-- WORK INSTRUCTION --
All of the listing below must be repeated word for word. Pictures are the only thing to omit.

-- INFORMATION PROVIDED --
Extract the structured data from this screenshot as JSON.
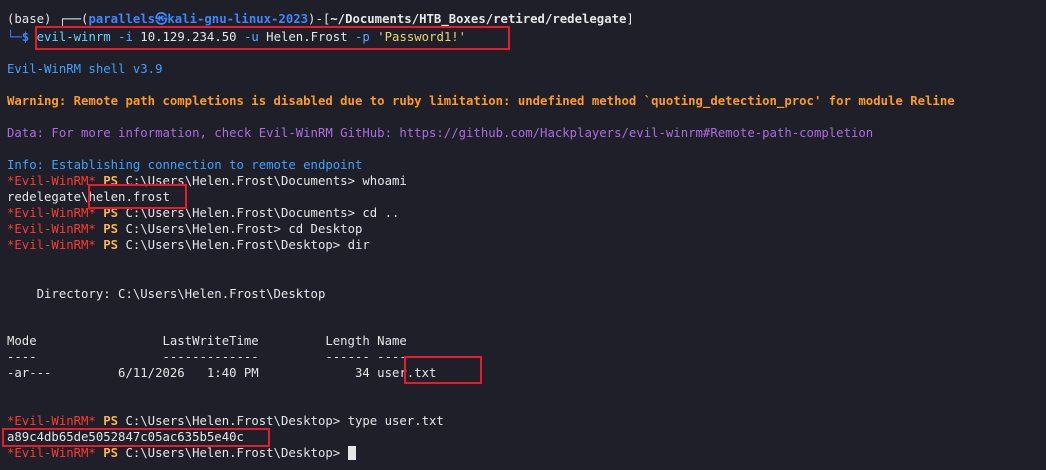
{
  "prompt": {
    "env": "(base) ",
    "corner_top": "┌──(",
    "userhost": "parallels㉿kali-gnu-linux-2023",
    "bracket_mid": ")-[",
    "cwd": "~/Documents/HTB_Boxes/retired/redelegate",
    "bracket_end": "]",
    "corner_bottom": "└─$ "
  },
  "command": {
    "tool": "evil-winrm",
    "flag_i": " -i ",
    "ip": "10.129.234.50",
    "flag_u": " -u ",
    "user": "Helen.Frost",
    "flag_p": " -p ",
    "password": "'Password1!'"
  },
  "banner": {
    "shell": "Evil-WinRM shell v3.9",
    "warning": "Warning: Remote path completions is disabled due to ruby limitation: undefined method `quoting_detection_proc' for module Reline",
    "data": "Data: For more information, check Evil-WinRM GitHub: https://github.com/Hackplayers/evil-winrm#Remote-path-completion",
    "info": "Info: Establishing connection to remote endpoint"
  },
  "ps_prompt": {
    "tag": "*Evil-WinRM*",
    "ps": " PS "
  },
  "session": {
    "p1_path": "C:\\Users\\Helen.Frost\\Documents> ",
    "p1_cmd": "whoami",
    "whoami_domain": "redelegate\\",
    "whoami_user": "helen.frost",
    "p2_path": "C:\\Users\\Helen.Frost\\Documents> ",
    "p2_cmd": "cd ..",
    "p3_path": "C:\\Users\\Helen.Frost> ",
    "p3_cmd": "cd Desktop",
    "p4_path": "C:\\Users\\Helen.Frost\\Desktop> ",
    "p4_cmd": "dir",
    "directory": "    Directory: C:\\Users\\Helen.Frost\\Desktop",
    "headers": "Mode                 LastWriteTime         Length Name",
    "underlines": "----                 -------------         ------ ----",
    "row_prefix": "-ar---         6/11/2026   1:40 PM             34 ",
    "row_file": "user.txt",
    "p5_path": "C:\\Users\\Helen.Frost\\Desktop> ",
    "p5_cmd": "type user.txt",
    "flag": "a89c4db65de5052847c05ac635b5e40c",
    "p6_path": "C:\\Users\\Helen.Frost\\Desktop> "
  },
  "colors": {
    "background": "#1e1f29",
    "highlight_box": "#e31d2b",
    "warning": "#ff9b1f",
    "data": "#b06adf",
    "info": "#3fa2ff",
    "winrm_tag": "#ff3b30"
  }
}
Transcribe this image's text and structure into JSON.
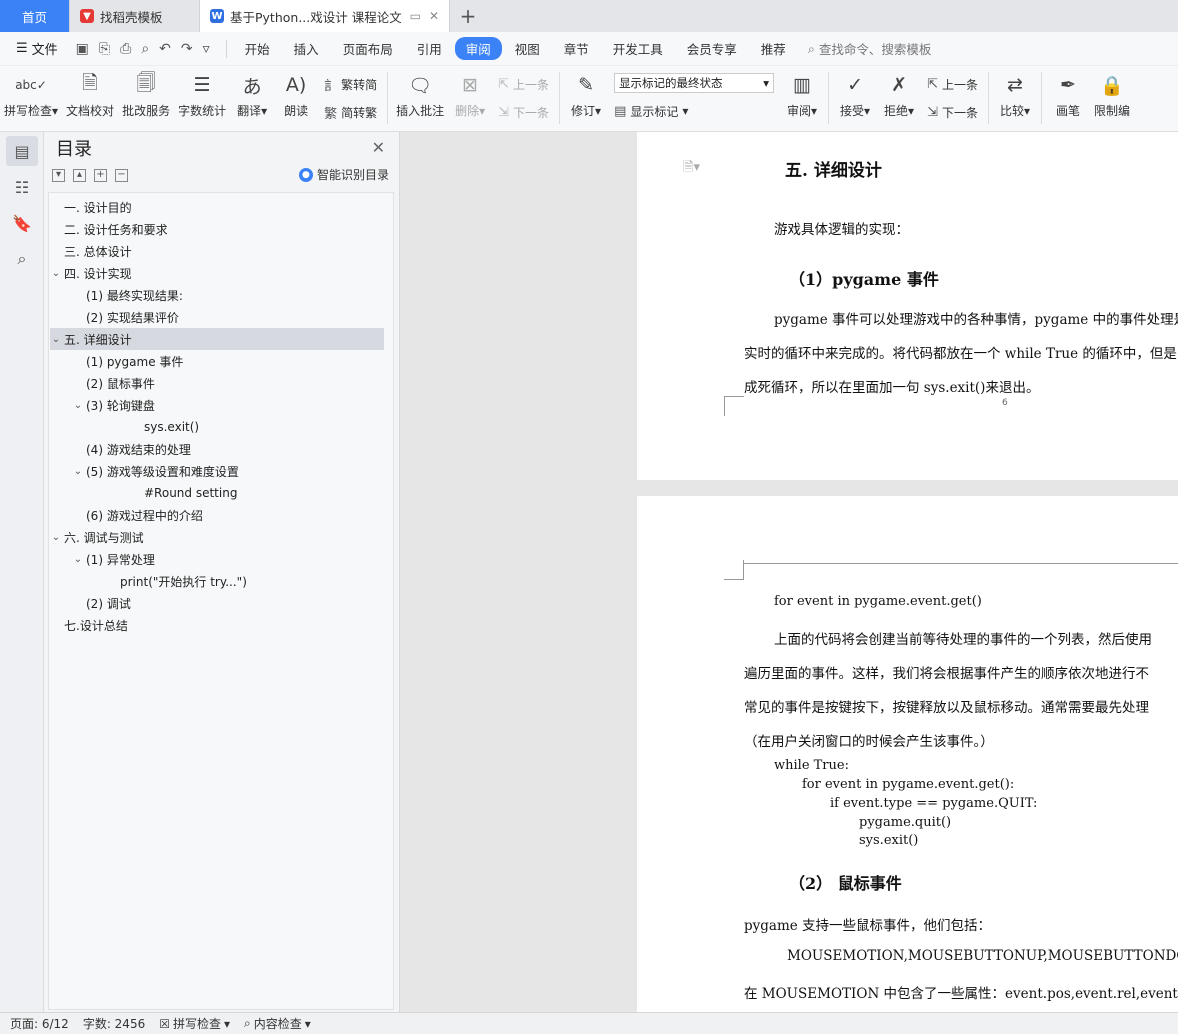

-- ANSWER TO THIS EXERCISE --
Extract the structured data from this screenshot as JSON.
{
  "prompt": {
    "env": "(base) ",
    "corner_top": "┌──(",
    "userhost": "parallels㉿kali-gnu-linux-2023",
    "bracket_mid": ")-[",
    "cwd": "~/Documents/HTB_Boxes/retired/redelegate",
    "bracket_end": "]",
    "corner_bottom": "└─$ "
  },
  "command": {
    "tool": "evil-winrm",
    "flag_i": " -i ",
    "ip": "10.129.234.50",
    "flag_u": " -u ",
    "user": "Helen.Frost",
    "flag_p": " -p ",
    "password": "'Password1!'"
  },
  "banner": {
    "shell": "Evil-WinRM shell v3.9",
    "warning": "Warning: Remote path completions is disabled due to ruby limitation: undefined method `quoting_detection_proc' for module Reline",
    "data": "Data: For more information, check Evil-WinRM GitHub: https://github.com/Hackplayers/evil-winrm#Remote-path-completion",
    "info": "Info: Establishing connection to remote endpoint"
  },
  "ps_prompt": {
    "tag": "*Evil-WinRM*",
    "ps": " PS "
  },
  "session": {
    "p1_path": "C:\\Users\\Helen.Frost\\Documents> ",
    "p1_cmd": "whoami",
    "whoami_domain": "redelegate\\",
    "whoami_user": "helen.frost",
    "p2_path": "C:\\Users\\Helen.Frost\\Documents> ",
    "p2_cmd": "cd ..",
    "p3_path": "C:\\Users\\Helen.Frost> ",
    "p3_cmd": "cd Desktop",
    "p4_path": "C:\\Users\\Helen.Frost\\Desktop> ",
    "p4_cmd": "dir",
    "directory": "    Directory: C:\\Users\\Helen.Frost\\Desktop",
    "headers": "Mode                 LastWriteTime         Length Name",
    "underlines": "----                 -------------         ------ ----",
    "row_prefix": "-ar---         6/11/2026   1:40 PM             34 ",
    "row_file": "user.txt",
    "p5_path": "C:\\Users\\Helen.Frost\\Desktop> ",
    "p5_cmd": "type user.txt",
    "flag": "a89c4db65de5052847c05ac635b5e40c",
    "p6_path": "C:\\Users\\Helen.Frost\\Desktop> "
  },
  "colors": {
    "background": "#1e1f29",
    "highlight_box": "#e31d2b",
    "warning": "#ff9b1f",
    "data": "#b06adf",
    "info": "#3fa2ff",
    "winrm_tag": "#ff3b30"
  }
}
Transcribe this image's text and structure into JSON.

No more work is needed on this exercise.